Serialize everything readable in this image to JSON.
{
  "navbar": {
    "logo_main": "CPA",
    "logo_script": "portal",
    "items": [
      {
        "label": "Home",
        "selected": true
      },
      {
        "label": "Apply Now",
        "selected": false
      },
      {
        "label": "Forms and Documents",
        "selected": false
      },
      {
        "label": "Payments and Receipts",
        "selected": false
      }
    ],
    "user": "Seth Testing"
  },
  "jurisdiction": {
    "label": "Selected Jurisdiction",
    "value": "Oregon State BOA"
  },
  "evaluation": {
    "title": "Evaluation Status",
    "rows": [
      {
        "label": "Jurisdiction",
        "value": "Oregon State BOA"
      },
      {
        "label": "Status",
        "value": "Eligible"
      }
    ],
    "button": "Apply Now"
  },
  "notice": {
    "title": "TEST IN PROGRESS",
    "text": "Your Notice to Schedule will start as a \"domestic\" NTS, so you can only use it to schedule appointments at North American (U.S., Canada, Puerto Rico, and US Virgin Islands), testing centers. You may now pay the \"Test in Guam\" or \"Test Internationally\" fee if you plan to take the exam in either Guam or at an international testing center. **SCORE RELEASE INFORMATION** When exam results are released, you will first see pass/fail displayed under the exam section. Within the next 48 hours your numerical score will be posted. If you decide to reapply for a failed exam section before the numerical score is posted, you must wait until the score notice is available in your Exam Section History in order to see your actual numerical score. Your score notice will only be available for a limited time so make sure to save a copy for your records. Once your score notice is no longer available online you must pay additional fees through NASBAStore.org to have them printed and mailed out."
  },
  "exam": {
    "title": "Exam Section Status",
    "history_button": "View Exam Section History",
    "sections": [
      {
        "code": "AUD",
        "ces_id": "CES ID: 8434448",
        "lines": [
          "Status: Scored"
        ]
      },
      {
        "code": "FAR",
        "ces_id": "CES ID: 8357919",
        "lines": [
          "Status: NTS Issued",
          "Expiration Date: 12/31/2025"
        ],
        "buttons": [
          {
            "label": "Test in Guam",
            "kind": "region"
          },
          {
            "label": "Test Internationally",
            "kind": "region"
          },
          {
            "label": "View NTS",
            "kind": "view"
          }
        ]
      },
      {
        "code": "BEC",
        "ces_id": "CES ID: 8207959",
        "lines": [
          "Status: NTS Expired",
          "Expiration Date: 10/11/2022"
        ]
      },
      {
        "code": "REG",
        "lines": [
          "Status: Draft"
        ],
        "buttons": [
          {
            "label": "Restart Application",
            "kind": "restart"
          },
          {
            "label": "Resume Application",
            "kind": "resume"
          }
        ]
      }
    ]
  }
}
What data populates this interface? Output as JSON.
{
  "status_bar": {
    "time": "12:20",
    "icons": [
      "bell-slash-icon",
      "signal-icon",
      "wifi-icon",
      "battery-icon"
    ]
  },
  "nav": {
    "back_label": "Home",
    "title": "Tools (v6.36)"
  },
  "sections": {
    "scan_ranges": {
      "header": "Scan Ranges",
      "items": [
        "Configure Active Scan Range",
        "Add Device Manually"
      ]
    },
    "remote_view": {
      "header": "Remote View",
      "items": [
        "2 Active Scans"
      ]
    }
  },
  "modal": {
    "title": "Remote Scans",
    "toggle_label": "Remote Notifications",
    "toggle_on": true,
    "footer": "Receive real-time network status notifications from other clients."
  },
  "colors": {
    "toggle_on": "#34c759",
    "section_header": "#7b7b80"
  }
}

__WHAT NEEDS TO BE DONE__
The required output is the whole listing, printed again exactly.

__RESULT BELOW__
Serialize everything readable in this image to JSON.
{
  "navbar": {
    "logo_main": "CPA",
    "logo_script": "portal",
    "items": [
      {
        "label": "Home",
        "selected": true
      },
      {
        "label": "Apply Now",
        "selected": false
      },
      {
        "label": "Forms and Documents",
        "selected": false
      },
      {
        "label": "Payments and Receipts",
        "selected": false
      }
    ],
    "user": "Seth Testing"
  },
  "jurisdiction": {
    "label": "Selected Jurisdiction",
    "value": "Oregon State BOA"
  },
  "evaluation": {
    "title": "Evaluation Status",
    "rows": [
      {
        "label": "Jurisdiction",
        "value": "Oregon State BOA"
      },
      {
        "label": "Status",
        "value": "Eligible"
      }
    ],
    "button": "Apply Now"
  },
  "notice": {
    "title": "TEST IN PROGRESS",
    "text": "Your Notice to Schedule will start as a \"domestic\" NTS, so you can only use it to schedule appointments at North American (U.S., Canada, Puerto Rico, and US Virgin Islands), testing centers. You may now pay the \"Test in Guam\" or \"Test Internationally\" fee if you plan to take the exam in either Guam or at an international testing center. **SCORE RELEASE INFORMATION** When exam results are released, you will first see pass/fail displayed under the exam section. Within the next 48 hours your numerical score will be posted. If you decide to reapply for a failed exam section before the numerical score is posted, you must wait until the score notice is available in your Exam Section History in order to see your actual numerical score. Your score notice will only be available for a limited time so make sure to save a copy for your records. Once your score notice is no longer available online you must pay additional fees through NASBAStore.org to have them printed and mailed out."
  },
  "exam": {
    "title": "Exam Section Status",
    "history_button": "View Exam Section History",
    "sections": [
      {
        "code": "AUD",
        "ces_id": "CES ID: 8434448",
        "lines": [
          "Status: Scored"
        ]
      },
      {
        "code": "FAR",
        "ces_id": "CES ID: 8357919",
        "lines": [
          "Status: NTS Issued",
          "Expiration Date: 12/31/2025"
        ],
        "buttons": [
          {
            "label": "Test in Guam",
            "kind": "region"
          },
          {
            "label": "Test Internationally",
            "kind": "region"
          },
          {
            "label": "View NTS",
            "kind": "view"
          }
        ]
      },
      {
        "code": "BEC",
        "ces_id": "CES ID: 8207959",
        "lines": [
          "Status: NTS Expired",
          "Expiration Date: 10/11/2022"
        ]
      },
      {
        "code": "REG",
        "lines": [
          "Status: Draft"
        ],
        "buttons": [
          {
            "label": "Restart Application",
            "kind": "restart"
          },
          {
            "label": "Resume Application",
            "kind": "resume"
          }
        ]
      }
    ]
  }
}
What data populates this interface? Output as JSON.
{
  "status_bar": {
    "time": "12:20",
    "icons": [
      "bell-slash-icon",
      "signal-icon",
      "wifi-icon",
      "battery-icon"
    ]
  },
  "nav": {
    "back_label": "Home",
    "title": "Tools (v6.36)"
  },
  "sections": {
    "scan_ranges": {
      "header": "Scan Ranges",
      "items": [
        "Configure Active Scan Range",
        "Add Device Manually"
      ]
    },
    "remote_view": {
      "header": "Remote View",
      "items": [
        "2 Active Scans"
      ]
    }
  },
  "modal": {
    "title": "Remote Scans",
    "toggle_label": "Remote Notifications",
    "toggle_on": true,
    "footer": "Receive real-time network status notifications from other clients."
  },
  "colors": {
    "toggle_on": "#34c759",
    "section_header": "#7b7b80"
  }
}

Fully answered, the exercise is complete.